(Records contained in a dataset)

===============

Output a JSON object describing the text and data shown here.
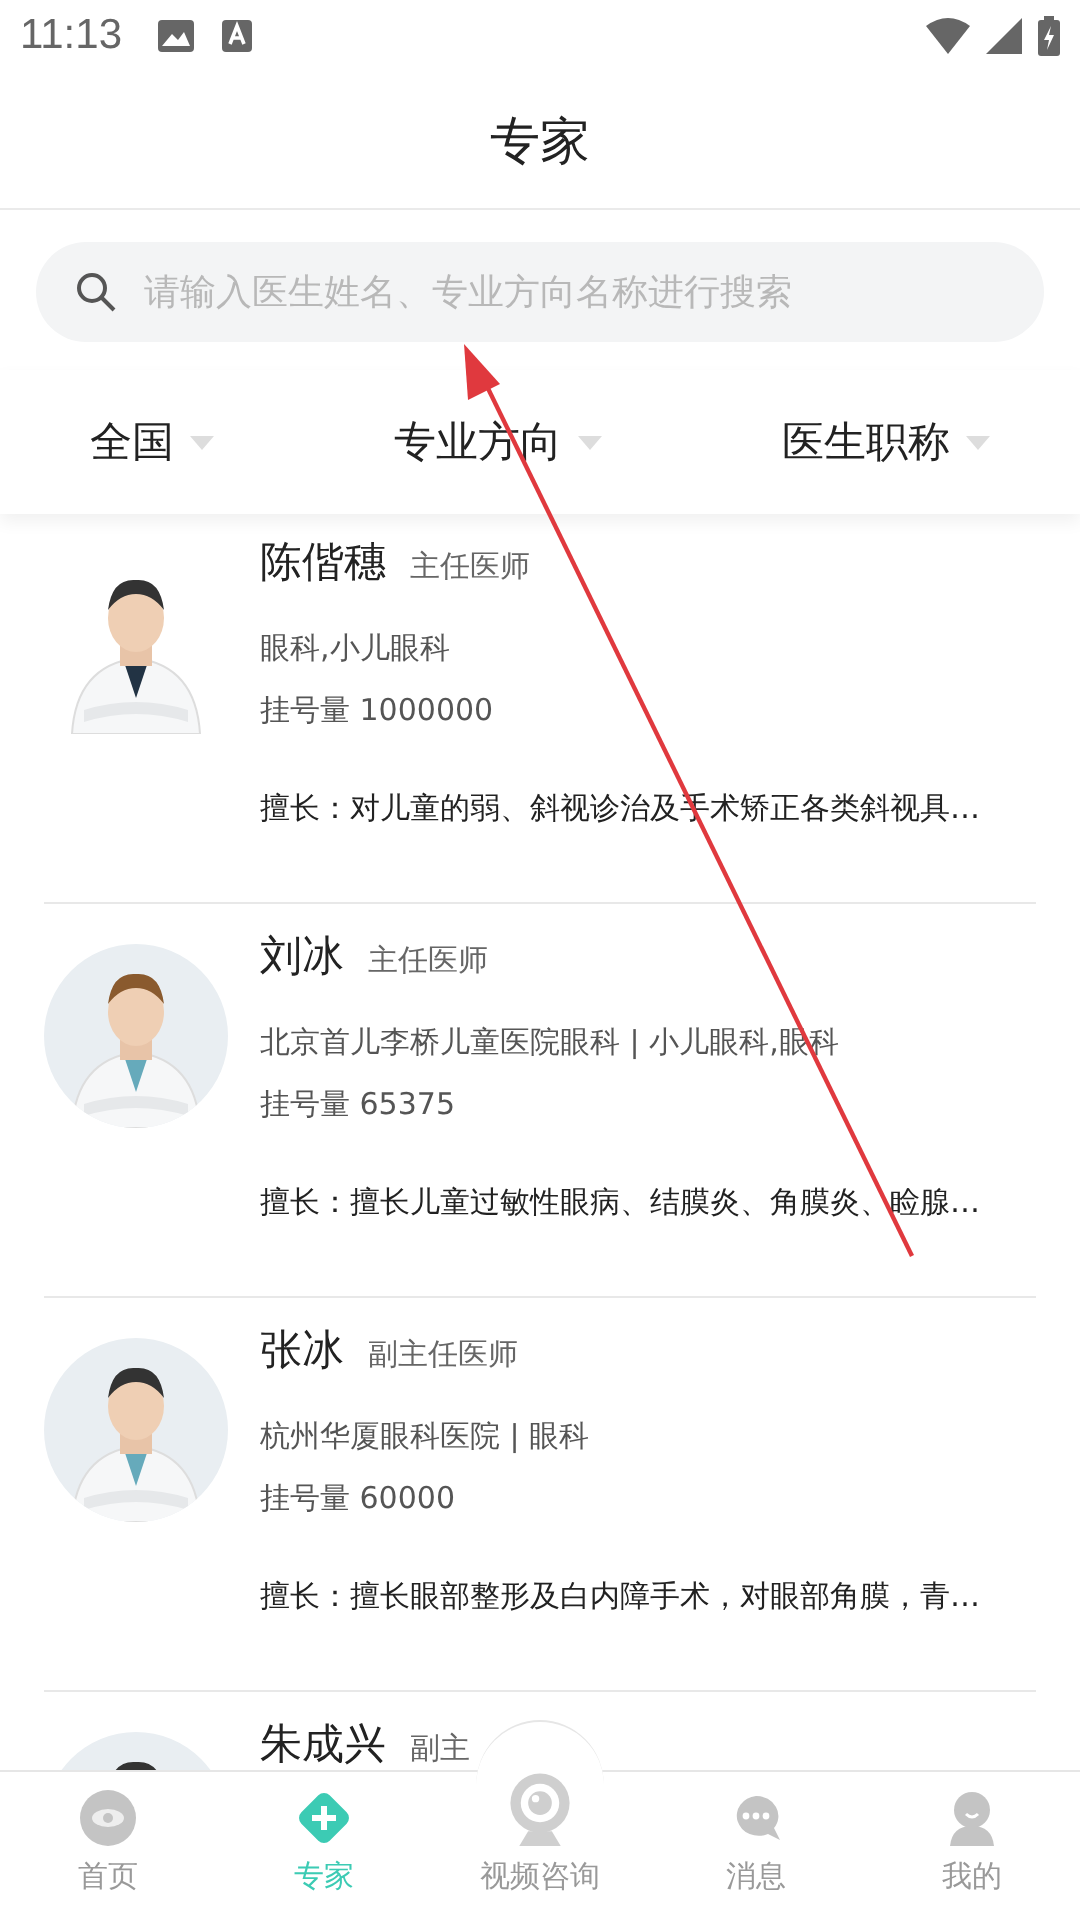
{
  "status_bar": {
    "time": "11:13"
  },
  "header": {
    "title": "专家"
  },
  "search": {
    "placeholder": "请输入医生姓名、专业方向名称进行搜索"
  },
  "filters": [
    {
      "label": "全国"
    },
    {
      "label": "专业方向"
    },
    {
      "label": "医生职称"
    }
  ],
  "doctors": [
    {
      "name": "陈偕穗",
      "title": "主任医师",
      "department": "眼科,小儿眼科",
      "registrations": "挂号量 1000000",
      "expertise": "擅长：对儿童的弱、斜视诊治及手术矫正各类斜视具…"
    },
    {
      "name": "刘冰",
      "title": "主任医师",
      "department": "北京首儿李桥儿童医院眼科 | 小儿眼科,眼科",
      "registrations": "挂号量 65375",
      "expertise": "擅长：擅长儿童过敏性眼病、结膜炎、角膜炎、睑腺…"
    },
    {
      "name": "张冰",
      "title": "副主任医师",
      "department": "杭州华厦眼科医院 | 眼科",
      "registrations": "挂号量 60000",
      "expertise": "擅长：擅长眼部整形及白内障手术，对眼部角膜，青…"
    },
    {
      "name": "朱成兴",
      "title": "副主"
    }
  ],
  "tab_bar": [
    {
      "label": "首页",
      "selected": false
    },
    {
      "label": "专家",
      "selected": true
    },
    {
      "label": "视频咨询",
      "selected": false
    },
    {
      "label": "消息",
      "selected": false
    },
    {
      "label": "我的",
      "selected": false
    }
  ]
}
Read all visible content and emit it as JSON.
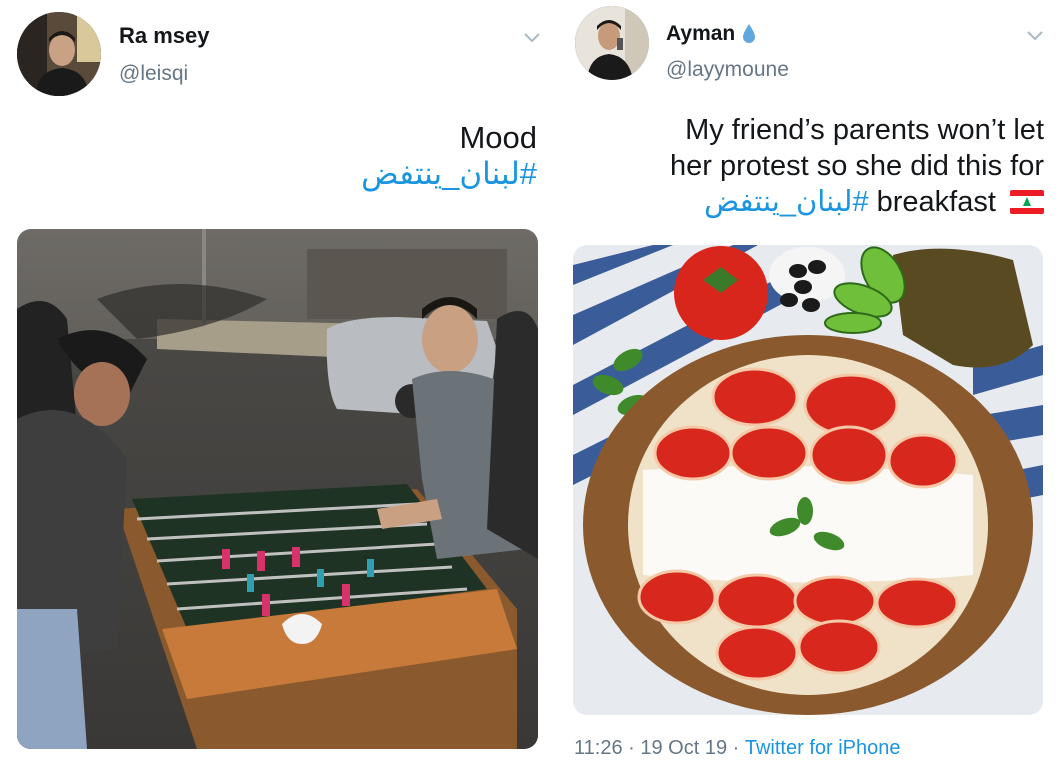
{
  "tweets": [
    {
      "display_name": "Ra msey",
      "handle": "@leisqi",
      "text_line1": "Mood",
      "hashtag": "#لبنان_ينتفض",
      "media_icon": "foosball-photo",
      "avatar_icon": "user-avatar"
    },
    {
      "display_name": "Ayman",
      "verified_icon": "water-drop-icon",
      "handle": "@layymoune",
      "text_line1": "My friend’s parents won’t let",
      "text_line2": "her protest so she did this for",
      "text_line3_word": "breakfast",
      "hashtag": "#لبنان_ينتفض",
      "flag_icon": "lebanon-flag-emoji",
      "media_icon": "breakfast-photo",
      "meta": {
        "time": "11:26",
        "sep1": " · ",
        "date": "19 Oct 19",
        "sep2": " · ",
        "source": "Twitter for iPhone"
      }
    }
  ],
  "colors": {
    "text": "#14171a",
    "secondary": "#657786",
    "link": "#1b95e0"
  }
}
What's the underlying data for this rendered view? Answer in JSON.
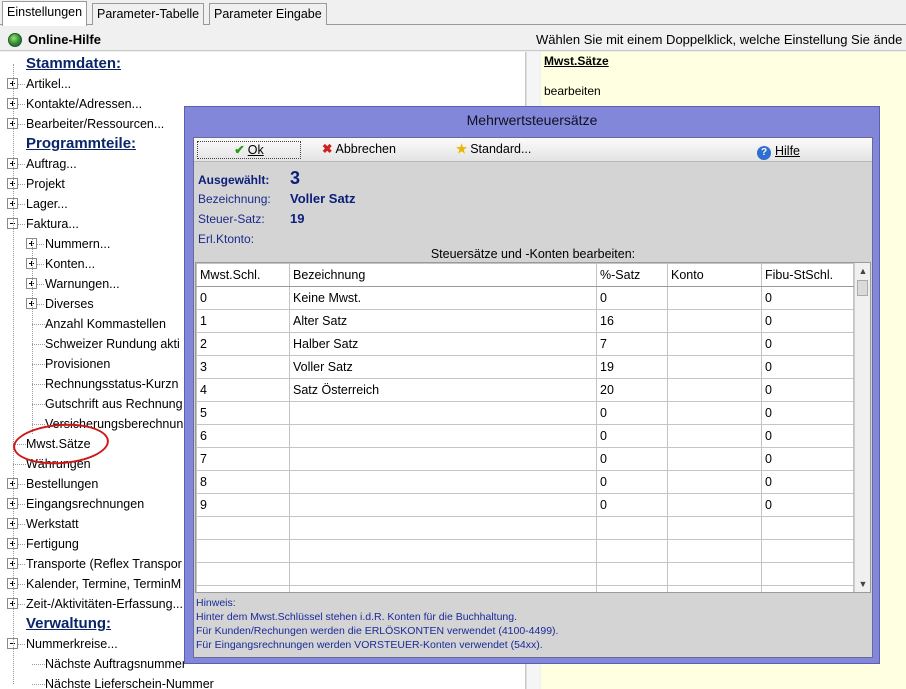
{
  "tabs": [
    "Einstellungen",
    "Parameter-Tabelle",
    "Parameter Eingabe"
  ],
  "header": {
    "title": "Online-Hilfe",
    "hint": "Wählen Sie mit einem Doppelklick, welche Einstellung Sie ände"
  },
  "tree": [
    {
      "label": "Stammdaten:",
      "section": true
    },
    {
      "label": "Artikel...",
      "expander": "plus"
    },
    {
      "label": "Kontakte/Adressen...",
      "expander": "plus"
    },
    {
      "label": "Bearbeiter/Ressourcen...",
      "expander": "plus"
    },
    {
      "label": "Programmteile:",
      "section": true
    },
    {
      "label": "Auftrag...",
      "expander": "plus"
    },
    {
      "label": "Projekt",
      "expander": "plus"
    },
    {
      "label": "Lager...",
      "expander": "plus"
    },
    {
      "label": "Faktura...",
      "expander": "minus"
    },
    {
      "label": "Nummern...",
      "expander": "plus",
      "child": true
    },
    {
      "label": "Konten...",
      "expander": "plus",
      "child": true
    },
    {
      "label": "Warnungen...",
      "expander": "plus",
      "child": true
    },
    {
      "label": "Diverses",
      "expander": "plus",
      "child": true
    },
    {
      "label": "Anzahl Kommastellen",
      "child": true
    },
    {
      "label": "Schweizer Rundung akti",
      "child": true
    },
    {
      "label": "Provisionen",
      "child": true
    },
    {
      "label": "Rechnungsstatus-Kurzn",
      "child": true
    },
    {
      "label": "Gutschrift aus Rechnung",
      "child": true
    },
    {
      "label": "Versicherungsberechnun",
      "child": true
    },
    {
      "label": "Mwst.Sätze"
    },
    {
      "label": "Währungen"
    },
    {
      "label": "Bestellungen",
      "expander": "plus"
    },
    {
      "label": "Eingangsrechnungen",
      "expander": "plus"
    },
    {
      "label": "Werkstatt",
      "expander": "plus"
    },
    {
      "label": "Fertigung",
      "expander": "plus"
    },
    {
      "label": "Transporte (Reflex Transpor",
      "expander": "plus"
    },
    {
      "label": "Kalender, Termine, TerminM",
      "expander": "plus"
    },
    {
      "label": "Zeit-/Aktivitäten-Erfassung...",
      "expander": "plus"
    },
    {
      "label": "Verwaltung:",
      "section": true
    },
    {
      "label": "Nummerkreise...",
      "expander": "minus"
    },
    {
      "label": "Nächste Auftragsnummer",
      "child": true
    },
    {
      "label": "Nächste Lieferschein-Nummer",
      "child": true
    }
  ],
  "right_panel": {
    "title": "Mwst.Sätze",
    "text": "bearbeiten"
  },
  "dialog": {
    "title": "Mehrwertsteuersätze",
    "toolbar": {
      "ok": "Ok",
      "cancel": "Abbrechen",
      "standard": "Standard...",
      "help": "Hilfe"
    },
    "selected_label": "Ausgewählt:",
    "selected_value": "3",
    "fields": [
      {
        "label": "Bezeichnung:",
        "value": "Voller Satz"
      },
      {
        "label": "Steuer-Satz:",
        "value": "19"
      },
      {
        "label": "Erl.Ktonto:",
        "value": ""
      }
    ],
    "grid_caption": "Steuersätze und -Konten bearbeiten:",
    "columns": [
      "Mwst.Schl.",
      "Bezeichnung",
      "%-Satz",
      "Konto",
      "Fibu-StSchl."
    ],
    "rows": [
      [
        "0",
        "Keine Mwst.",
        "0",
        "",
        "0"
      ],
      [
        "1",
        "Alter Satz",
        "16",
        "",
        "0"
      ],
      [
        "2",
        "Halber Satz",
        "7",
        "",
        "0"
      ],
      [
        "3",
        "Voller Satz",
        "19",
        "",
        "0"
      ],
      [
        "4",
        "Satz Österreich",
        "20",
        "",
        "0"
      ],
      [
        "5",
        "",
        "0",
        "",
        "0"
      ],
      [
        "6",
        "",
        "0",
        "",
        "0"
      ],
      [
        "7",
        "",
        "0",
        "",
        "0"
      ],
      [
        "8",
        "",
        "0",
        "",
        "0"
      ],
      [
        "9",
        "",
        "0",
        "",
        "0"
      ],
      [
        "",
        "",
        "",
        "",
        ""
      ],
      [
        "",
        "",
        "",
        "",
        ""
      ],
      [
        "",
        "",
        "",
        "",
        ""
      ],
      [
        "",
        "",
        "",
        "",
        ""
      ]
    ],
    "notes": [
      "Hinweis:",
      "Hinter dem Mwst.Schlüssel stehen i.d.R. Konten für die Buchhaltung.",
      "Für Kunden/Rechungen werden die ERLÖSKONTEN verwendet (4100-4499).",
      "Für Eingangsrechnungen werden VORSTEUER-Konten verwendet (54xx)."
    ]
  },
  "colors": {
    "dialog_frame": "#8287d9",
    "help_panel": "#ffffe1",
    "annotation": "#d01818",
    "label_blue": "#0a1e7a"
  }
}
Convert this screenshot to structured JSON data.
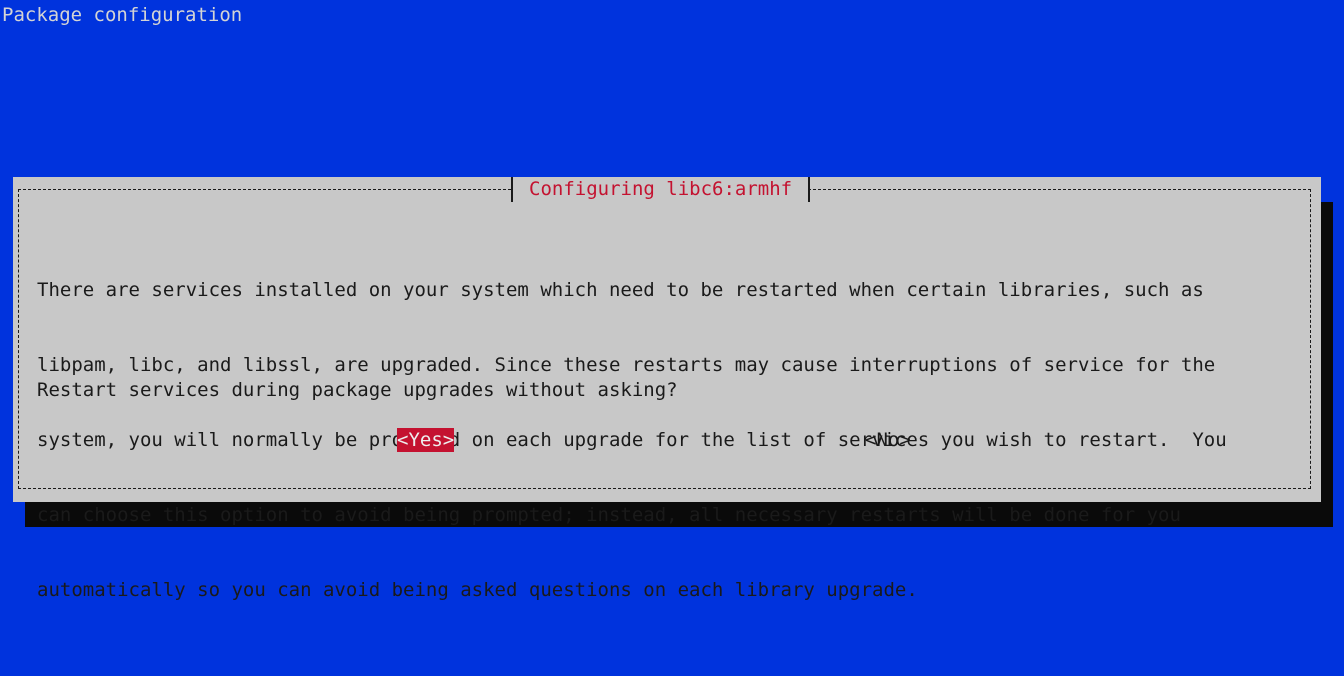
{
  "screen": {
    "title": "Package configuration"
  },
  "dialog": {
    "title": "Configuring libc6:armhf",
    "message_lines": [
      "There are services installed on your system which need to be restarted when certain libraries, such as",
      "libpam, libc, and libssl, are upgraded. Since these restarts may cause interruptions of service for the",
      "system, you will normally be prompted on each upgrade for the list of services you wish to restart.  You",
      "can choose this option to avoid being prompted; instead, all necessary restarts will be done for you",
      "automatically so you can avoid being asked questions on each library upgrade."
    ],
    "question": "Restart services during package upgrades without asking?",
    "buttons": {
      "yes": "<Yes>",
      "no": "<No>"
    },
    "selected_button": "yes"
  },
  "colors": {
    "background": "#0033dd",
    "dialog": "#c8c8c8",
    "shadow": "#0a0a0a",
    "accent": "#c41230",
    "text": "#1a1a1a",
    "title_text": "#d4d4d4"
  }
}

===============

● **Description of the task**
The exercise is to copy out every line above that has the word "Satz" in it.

● **Reply to the task**
        "value": "Voller Satz"
        "label": "Steuer-Satz:",
      "%-Satz",
        "Alter Satz",
        "Halber Satz",
        "Voller Satz",
        "Satz Österreich",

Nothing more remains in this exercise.